/Increased risky sex could have led to syphilis spike

Increased risky sex could have led to syphilis spike

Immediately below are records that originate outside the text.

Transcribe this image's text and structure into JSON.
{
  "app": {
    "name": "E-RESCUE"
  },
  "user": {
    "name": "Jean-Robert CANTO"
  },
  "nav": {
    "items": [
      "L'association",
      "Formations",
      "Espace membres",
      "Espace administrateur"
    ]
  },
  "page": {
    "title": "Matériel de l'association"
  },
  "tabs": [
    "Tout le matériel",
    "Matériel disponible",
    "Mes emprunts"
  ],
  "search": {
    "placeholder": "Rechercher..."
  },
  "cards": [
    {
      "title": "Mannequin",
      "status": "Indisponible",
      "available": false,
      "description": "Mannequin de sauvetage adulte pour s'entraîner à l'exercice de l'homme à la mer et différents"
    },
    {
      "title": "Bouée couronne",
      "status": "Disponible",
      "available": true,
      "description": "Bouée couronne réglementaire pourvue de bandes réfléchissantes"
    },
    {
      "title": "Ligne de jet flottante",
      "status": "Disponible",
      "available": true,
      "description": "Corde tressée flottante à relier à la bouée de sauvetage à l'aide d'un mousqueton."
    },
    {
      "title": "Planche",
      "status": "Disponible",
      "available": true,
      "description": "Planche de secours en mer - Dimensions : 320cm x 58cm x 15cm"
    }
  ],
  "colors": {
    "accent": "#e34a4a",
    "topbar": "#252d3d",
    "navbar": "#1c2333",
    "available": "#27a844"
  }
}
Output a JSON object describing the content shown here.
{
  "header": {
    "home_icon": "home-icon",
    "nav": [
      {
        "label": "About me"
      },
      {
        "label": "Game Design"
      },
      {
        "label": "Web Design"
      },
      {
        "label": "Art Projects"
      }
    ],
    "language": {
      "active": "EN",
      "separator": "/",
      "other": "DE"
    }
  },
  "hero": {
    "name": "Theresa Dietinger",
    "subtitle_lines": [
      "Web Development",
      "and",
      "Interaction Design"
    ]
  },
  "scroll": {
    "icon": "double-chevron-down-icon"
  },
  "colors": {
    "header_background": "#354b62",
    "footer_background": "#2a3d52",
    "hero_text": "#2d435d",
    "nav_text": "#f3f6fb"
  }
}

In 2016, there have been 214 cases of primary and secondary syphilis in Mississippi. This is compared to 136 cases a year earlier. This is part of a nationwide upward trend state health officials believe could be due to increased Truvada use by HIV-negative people. Truvada reduces the risk of getting HIV. According to the Food and Drug Administration, Truvada doesn’t protect against other sexually transmitted diseases. According to Nick Mosca of the HIV and Sexually Transmitted Disease Office at the Department of Health, Truvada is effective if you are on treatment. “But the flipside…is that although we have been focusing on HIV and syphilis, it is another animal. Truvada won’t protect you from it.” A spokesperson for Gilead (the company that makes Truvada) stated that the company was working to raise awareness about the dangers of sexually transmitted diseases and to provide pre-exposure prophylaxis. This drug is known as a PReP in the pharmaceutical industry. “Gilead supports PrEP education via community-based programs and projects. “We award grants to organizations that provide PrEP education for populations at high risk of HIV infections that are historically under-served,” Michele Rest, an associate director of public affairs for Gilead. Mississippi’s syphilis rates mirror national trends. While there are no national data for 2015 or 2016, the number of cases of syphilis reported by the U.S. Centers for Disease Control rose 12.3 percent from 2013 to 2014. It increased from 56,482 to 63,450. Truvada was approved by the FDA in 2012. Mosca stated that they speculate that some people are changing their behavior and may not be using condoms or thinking about other STDs. Other sexually transmitted diseases like gonorrhea or chlamydia have also increased in recent years. In August 2016, there were 4,383 cases gonorrhea, 12,847 chlamydia cases and 12,847 chlamydia cases in Mississippi. This is an increase from the 3,582 cases and 12,008 cases respectively of gonorrhea reported in 2013. The department of health had the most recent statistics. The national rates of chlamydia and gonorrhea increased by 5.8 percent and 2.8%, respectively, in the period 2013-2014. Health officials say this is especially troubling because the rates of syphilis in Mississippi have been declining steadily since 2013. In 2013, there were only 87 cases in the state of primary and secondary syphilis, which was a seven-year record. The numbers rose to 192 a year later. Mosca stated that HIV gets a lot of attention. “But (syphilis is a problem) and we want people be aware of it.”